Suzy Menkes and zeitgeist at the museum

Vivienne Westwood and Anglomania at the Met!

Secrets, hidden in my story of  Vivienne Westwood and museum culture, have been picked up by the New York Times!  Such fun.  Suzy Menkes, the most important Fashion commentator in the world, who  agreed to answer questions when we once met, at the V&A, writes magnificently on the passionate liaison of Art and Fashion in galleries across the globe.

Saying, ‘The explosion of museum exhibitions is only a mirror image of what has happened to fashion itself this millennium. With the force of technology, instant images and global participation, fashion has developed from being a passion for a few to a fascination — and an entertainment — for everybody, ‘ she  picks  up what ‘FASHION MEDIA PROMOTION the new black magic‘ is about.  It’s wonderful to know that someone, like Suzy Menkes, can feel as I do about Fashion and the people who work in it.

 ‘FASHION MEDIA PROMOTION the new black magic’   is about the promotion of Fashion and the collision of Art and Commerce in the service of Fashion.

It is also about how Vivienne  Westwood’s association with the anarchist McLaren confuses critics, and her training, which was not in a fashionable Art school, gave the Fashion establishment an opportunity to see her as an outsider, until she was discovered by ‘Vogue.’
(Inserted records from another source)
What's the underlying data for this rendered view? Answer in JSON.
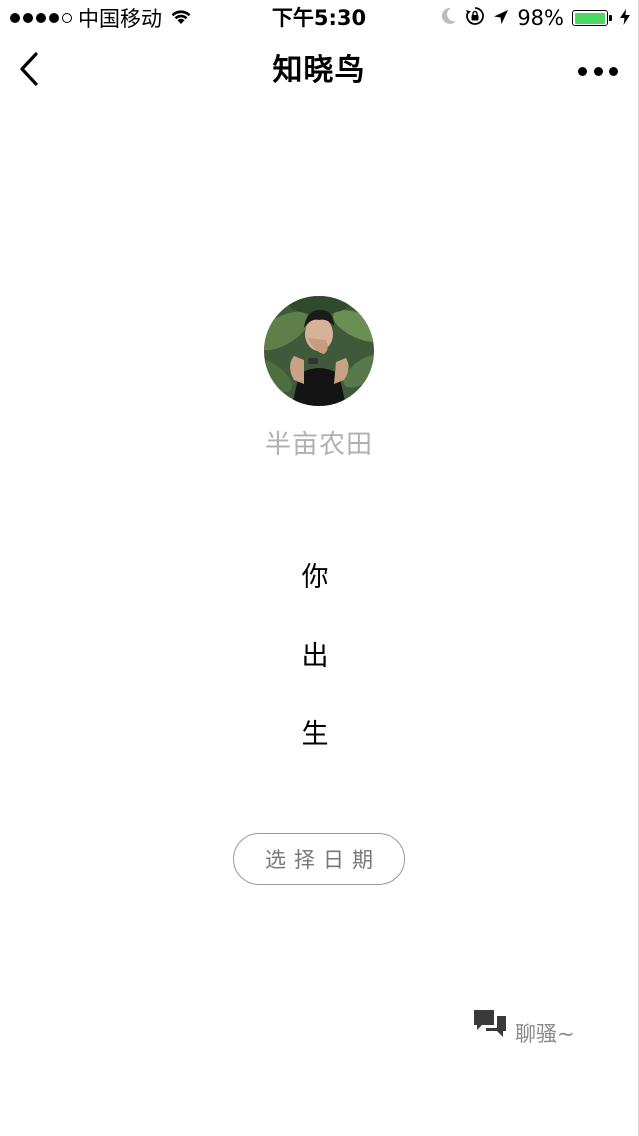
{
  "status_bar": {
    "carrier": "中国移动",
    "time": "下午5:30",
    "battery": "98%",
    "battery_level": 0.98,
    "signal_bars_filled": 4,
    "signal_bars_total": 5
  },
  "nav": {
    "title": "知晓鸟"
  },
  "profile": {
    "name": "半亩农田"
  },
  "prompt": {
    "line1": "你",
    "line2": "出",
    "line3": "生"
  },
  "actions": {
    "select_date": "选择日期",
    "chat": "聊骚~"
  },
  "colors": {
    "battery_fill": "#4cd964",
    "name_text": "#b0b0b0",
    "button_border": "#9a9a9a"
  }
}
Of course, the merging of Art and Fashion in galleries, visited by millions, is zeitgeist.  Suzy Menkes may not have seen my book, but I can dream, can’t I? Perhaps I’d know for sure,  if I’d taken up her offer and sent her that email!

 

 

Left:  Vivienne Westwood and Anglomania at the Met!